A large stabling yard and operations centre for the single-deck, driverless metro trains will be built at the Clyde and Rosehill industrial estate bounded by James Ruse Drive, the M4 motorway and Unwin and Shirley streets.

Metro West is effectively the third stage of the city’s metro rail network. The first stage known as Metro Northwest from Rouse Hill to Chatswood opened in May, and the second stage under Sydney Harbour and on to the CBD and Sydenham and Bankstown is due to be completed in 2024.

Labor leader Jodi McKay said the new timeline for completion of the project represented a “major broken promise” by the government.

“The tunnel boring machines are running a year late, the project at least two years late – and there is a massive funding black hole,” she said.

An artist's impression of Bella Vista station.
An artist’s impression of Bella Vista station.CREDIT:NSW GOVERNMENT

“With Parramatta light rail stage two all but axed, Olympic Park will have no major transport upgrade until 2030. Areas like Melrose Park and Wentworth Point are exploding and people have moved there on faith.”

Sydney Metro West station locations

Westmead: The eastern side of Hawkesbury Road, south of the existing Westmead station. The new station will have one entrance on Hawkesbury Road.

Parramatta: On the block bound by George, Macquarie, Church and Smith streets with an entrance on Horwood Place.

Sydney Olympic Park: To the south of the existing train station. It will sit to the east of Olympic Boulevard with the main station entrances between Herb Elliot Avenue and Figtree Drive, and off Dawn Fraser Avenue.

North Strathfield: Adjacent to the existing train station. New metro platforms will sit alongside the existing station and entry to the station would be from a new entrance on Queen Street.

Burwood North: At the corner of Burwood and Parramatta roads, with entrances on both the north and south sides of Parramatta Road.

Five Dock: Located off Great North Road, between East Street and then at the corner of Second Avenue and Waterview Street. The station entrance will be at Fred Kelly Place off Great North Road.

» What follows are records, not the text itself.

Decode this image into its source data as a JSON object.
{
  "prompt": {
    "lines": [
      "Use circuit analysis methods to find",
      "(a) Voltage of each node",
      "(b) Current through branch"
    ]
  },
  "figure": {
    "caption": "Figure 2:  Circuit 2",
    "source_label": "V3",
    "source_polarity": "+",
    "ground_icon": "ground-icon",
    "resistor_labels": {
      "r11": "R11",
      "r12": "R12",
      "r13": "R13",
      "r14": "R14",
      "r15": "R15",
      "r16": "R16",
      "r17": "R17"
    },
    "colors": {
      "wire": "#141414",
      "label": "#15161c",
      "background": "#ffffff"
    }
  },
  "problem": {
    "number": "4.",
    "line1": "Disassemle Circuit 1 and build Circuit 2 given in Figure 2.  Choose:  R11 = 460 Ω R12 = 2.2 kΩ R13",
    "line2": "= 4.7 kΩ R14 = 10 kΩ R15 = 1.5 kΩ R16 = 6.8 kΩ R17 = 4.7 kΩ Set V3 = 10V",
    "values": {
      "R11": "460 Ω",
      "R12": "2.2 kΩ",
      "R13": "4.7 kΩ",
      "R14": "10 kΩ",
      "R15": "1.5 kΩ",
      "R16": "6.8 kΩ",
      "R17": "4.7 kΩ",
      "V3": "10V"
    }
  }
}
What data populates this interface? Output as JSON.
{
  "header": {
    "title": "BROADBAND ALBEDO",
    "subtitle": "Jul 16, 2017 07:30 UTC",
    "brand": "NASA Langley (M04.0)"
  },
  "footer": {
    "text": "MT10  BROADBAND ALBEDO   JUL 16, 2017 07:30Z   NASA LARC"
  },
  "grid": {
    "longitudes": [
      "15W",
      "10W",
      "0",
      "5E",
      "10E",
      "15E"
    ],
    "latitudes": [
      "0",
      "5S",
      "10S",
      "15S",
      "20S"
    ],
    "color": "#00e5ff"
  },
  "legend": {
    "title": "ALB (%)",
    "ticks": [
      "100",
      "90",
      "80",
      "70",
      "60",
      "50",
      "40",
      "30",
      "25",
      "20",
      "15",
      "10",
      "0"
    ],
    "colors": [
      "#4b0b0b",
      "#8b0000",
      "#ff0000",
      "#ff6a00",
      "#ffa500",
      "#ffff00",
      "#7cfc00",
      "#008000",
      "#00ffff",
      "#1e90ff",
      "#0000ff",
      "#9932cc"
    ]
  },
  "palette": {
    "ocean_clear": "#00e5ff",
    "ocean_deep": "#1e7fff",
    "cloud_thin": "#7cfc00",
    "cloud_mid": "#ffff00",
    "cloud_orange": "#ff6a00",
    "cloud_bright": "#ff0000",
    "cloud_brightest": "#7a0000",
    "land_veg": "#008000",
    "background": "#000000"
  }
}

Bays Precinct: Located between Glebe Island and White Bay Power Station with an entrance to the south of White Bay.

Matt O’Sullivan

Matt O’Sullivan is the Transport Reporter for The Sydney Morning Herald.